So people get pretty upset, in turns out, when you suggest that to live environmentally might mean fewer air trips to the Bahamas. "What's the point of saving the world if I can't see it?" someone commented yesterday. Oh boy. That roused some other people.
I get both sides of the argument, so it's hard for me to make forever rules for myself about this. It's been put this way: that if any of us expends more carbon than the planet could sustain for everyone, then we are taking more than our fair share. That's a hard one to swallow, since the planet couldn't actually sustain everyone flying more than about once every ten years or so.
But thinking it through, if I'm interested in travel and I want to be enviro, there is this option: fly to Europe and then travel south overland and east and west, too, and basically zig zag around and work my way to China and and India and into the Himalayas and stay away for a couple of years until I'm done. Then fly home.
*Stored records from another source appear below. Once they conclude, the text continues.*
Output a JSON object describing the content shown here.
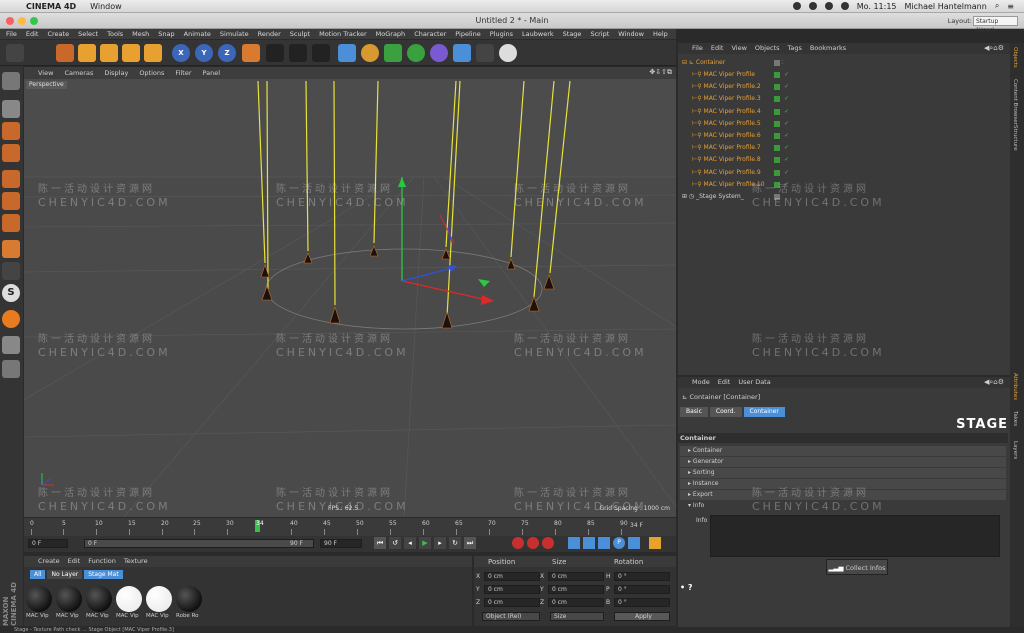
{
  "mac": {
    "app": "CINEMA 4D",
    "window_menu": "Window",
    "clock": "Mo. 11:15",
    "user": "Michael Hantelmann"
  },
  "window": {
    "title": "Untitled 2 * - Main",
    "layout_label": "Layout:",
    "layout_value": "Startup (User)"
  },
  "menus": [
    "File",
    "Edit",
    "Create",
    "Select",
    "Tools",
    "Mesh",
    "Snap",
    "Animate",
    "Simulate",
    "Render",
    "Sculpt",
    "Motion Tracker",
    "MoGraph",
    "Character",
    "Pipeline",
    "Plugins",
    "Laubwerk",
    "Stage",
    "Script",
    "Window",
    "Help"
  ],
  "viewport": {
    "menus": [
      "View",
      "Cameras",
      "Display",
      "Options",
      "Filter",
      "Panel"
    ],
    "camera": "Perspective",
    "fps": "FPS : 62.5",
    "grid": "Grid Spacing : 1000 cm"
  },
  "timeline": {
    "ticks": [
      "0",
      "5",
      "10",
      "15",
      "20",
      "25",
      "30",
      "34",
      "40",
      "45",
      "50",
      "55",
      "60",
      "65",
      "70",
      "75",
      "80",
      "85",
      "90"
    ],
    "current": "34 F",
    "start": "0 F",
    "end": "90 F",
    "range_start": "0 F",
    "range_end": "90 F"
  },
  "materials": {
    "menus": [
      "Create",
      "Edit",
      "Function",
      "Texture"
    ],
    "filters": [
      "All",
      "No Layer",
      "Stage Mat"
    ],
    "items": [
      "MAC Vip",
      "MAC Vip",
      "MAC Vip",
      "MAC Vip",
      "MAC Vip",
      "Robe Ro"
    ]
  },
  "coords": {
    "headers": [
      "Position",
      "Size",
      "Rotation"
    ],
    "rows": [
      {
        "a": "X",
        "v1": "0 cm",
        "b": "X",
        "v2": "0 cm",
        "c": "H",
        "v3": "0 °"
      },
      {
        "a": "Y",
        "v1": "0 cm",
        "b": "Y",
        "v2": "0 cm",
        "c": "P",
        "v3": "0 °"
      },
      {
        "a": "Z",
        "v1": "0 cm",
        "b": "Z",
        "v2": "0 cm",
        "c": "B",
        "v3": "0 °"
      }
    ],
    "mode": "Object (Rel)",
    "size_mode": "Size",
    "apply": "Apply"
  },
  "objects": {
    "menus": [
      "File",
      "Edit",
      "View",
      "Objects",
      "Tags",
      "Bookmarks"
    ],
    "root": "Container",
    "items": [
      "MAC Viper Profile",
      "MAC Viper Profile.2",
      "MAC Viper Profile.3",
      "MAC Viper Profile.4",
      "MAC Viper Profile.5",
      "MAC Viper Profile.6",
      "MAC Viper Profile.7",
      "MAC Viper Profile.8",
      "MAC Viper Profile.9",
      "MAC Viper Profile.10"
    ],
    "system": "_Stage System_"
  },
  "attributes": {
    "menus": [
      "Mode",
      "Edit",
      "User Data"
    ],
    "object": "Container [Container]",
    "tabs": [
      "Basic",
      "Coord.",
      "Container"
    ],
    "logo": "STAGE",
    "section": "Container",
    "groups": [
      "Container",
      "Generator",
      "Sorting",
      "Instance",
      "Export",
      "Info"
    ],
    "info_label": "Info",
    "collect": "Collect Infos"
  },
  "right_tabs": [
    "Objects",
    "Content Browser",
    "Structure",
    "Attributes",
    "Takes",
    "Layers"
  ],
  "status": "Stage - Texture Path check ... Stage Object [MAC Viper Profile.3]",
  "watermark": {
    "cn": "陈一活动设计资源网",
    "en": "CHENYIC4D.COM"
  },
  "colors": {
    "accent": "#4a8fd8",
    "object_orange": "#e08a2a",
    "light_beam": "#e8e23a"
  }
}
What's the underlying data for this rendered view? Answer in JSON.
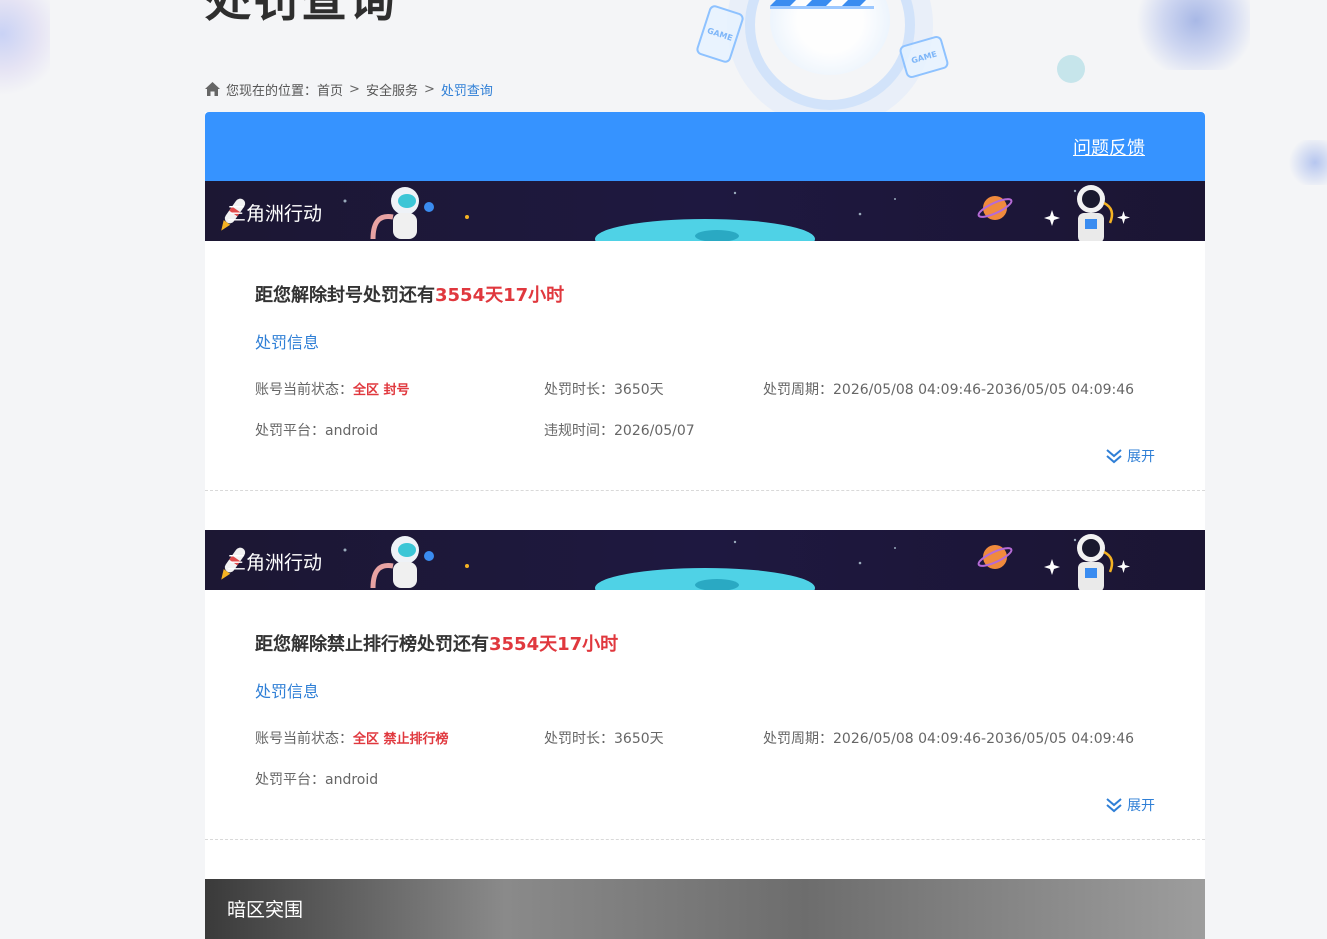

In other words, get my whole life's travel done with only one flight (see No Impact readers Phillipe and Heather's thoughts on this too).
Won't work, you say? Have to get to the office? Right. Me, too. And the reason is that we are all part of larger systems and those larger systems sometimes forces us into the false screw-the-planet-I-want-to-be-abundant versus I-care-so-I'll-deal-with-ascetism dichotomy. In other words, the choices, as defined by the systems, are bogus.
Why does it have to be a choice between the supermarket and local food? Why is it a choice between staying at home like a hermit or driving the car? Where are the damn trains? Why also are we faced with having to work so hard just so that we can buy the same disposable products over and over again?
The systems are poorly designed. Well, not so much designed as hodgepodged together. So what I want to say here is that, as important as my individual choices are, I also need to get active in changing the system. I need to be a big mouth.
I (meaning we, but you know how I hate to preach) need, as Susan Och says, to call for an expanded rail network, for example. I need to call for durable goods. I need, as Shellenberger and Nordhaus say, to campaign for huge federal investment in renewable energy.
As well as our individual choices, we need to fix the systems. All of this takes more than a phone call to our representatives. So the question is, how do we do it?